Younger Muslims Tune In to Upbeat Religious Message

Author: Kevin Sullivan

Source: Washington Post

http://www.washingtonpost.com/wp-dyn/content/article/2007/12/01/AR2007120101803.html

Muna el-Leboudy, a 22-year-old medical student, had a terrible secret: She wanted to be a filmmaker. The way she understood her Muslim faith, it was haram — forbidden — to dabble in movies, music or any art that might pique sexual desires.

Then one day in September, she flipped on her satellite TV and saw Moez Masoud.

A Muslim televangelist not much older than herself, in a stylish goatee and Western clothes, Masoud, 29, was preaching about Islam in youthful Arabic slang.

He said imams who outlawed art and music were misinterpreting their faith. He talked about love and relationships, the need to be compassionate toward homosexuals and tolerant of non-Muslims. Leboudy had never heard a Muslim preacher speak that way.

“Moez helps us understand everything about our religion — not from 1,400 years ago, but the way we live now,” said Leboudy, wearing a scarlet hijab over her hair.

She said she still plans a career in medicine, but she’s also starting classes in film directing. “After I heard Moez,” she said, “I decided to be the one who tries to change things.”

Masoud is one of a growing number of young Muslim preachers who are using satellite television to promote an upbeat and tolerant brand of Islam.

“Your Muslim Neighbor” Theme for Tenth Annual Islam Awareness Week

Source: IslamOnline

http://www.islamonline.org/English/News/2004-11/21/article06.shtml

On November 21, 2004 IslamOnline reported, “Muslims in major cities across the United Kingdom will launch Monday, November 22, the tenth Islam Awareness Week (IAW) with activities and seminars highlighting contributions to the society.

Shakespeare’s Globe Theatre will play host to the national event organized by the Islamic Society of Britain (ISB) under the auspices of Mayor of London Ken Livingstone, IAW said in a statement, a copy of which was e-mailed to IslamOnline.net.

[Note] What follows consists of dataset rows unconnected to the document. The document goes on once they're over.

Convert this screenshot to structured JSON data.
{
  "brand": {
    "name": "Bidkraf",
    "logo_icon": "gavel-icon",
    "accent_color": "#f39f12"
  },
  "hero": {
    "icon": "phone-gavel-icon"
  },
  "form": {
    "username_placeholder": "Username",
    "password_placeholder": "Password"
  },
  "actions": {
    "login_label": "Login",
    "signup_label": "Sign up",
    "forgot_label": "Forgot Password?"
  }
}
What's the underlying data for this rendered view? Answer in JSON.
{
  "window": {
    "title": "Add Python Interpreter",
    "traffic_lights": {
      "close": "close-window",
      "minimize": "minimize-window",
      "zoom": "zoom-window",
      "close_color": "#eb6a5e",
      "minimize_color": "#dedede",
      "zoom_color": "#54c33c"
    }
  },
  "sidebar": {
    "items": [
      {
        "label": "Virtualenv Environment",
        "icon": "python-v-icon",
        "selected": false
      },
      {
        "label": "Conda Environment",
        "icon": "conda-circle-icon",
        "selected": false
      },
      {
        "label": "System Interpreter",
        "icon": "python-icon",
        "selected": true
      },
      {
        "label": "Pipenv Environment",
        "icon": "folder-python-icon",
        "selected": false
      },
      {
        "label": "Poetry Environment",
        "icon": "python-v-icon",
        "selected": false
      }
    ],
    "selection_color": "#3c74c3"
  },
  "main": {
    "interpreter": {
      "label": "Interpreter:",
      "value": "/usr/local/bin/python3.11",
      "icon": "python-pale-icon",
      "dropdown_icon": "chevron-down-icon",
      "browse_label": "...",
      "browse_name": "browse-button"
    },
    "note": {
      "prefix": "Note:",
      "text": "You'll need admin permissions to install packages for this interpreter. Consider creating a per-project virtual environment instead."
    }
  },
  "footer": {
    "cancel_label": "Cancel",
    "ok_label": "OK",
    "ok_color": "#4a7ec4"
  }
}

‘From the launch of a major new exhibition of Muslim lives in Britain to neighborhood cleanup day involving members of the local community, people will be coming together to show how it is not only possible to have peaceful co-existence, but how all can and are contributing to each other’s well being,’ read the statement.

This year’s theme is ‘Your Muslim Neighbour’ and seeks to highlight the valuable contributions made by British Muslims to everyday life in Britain.”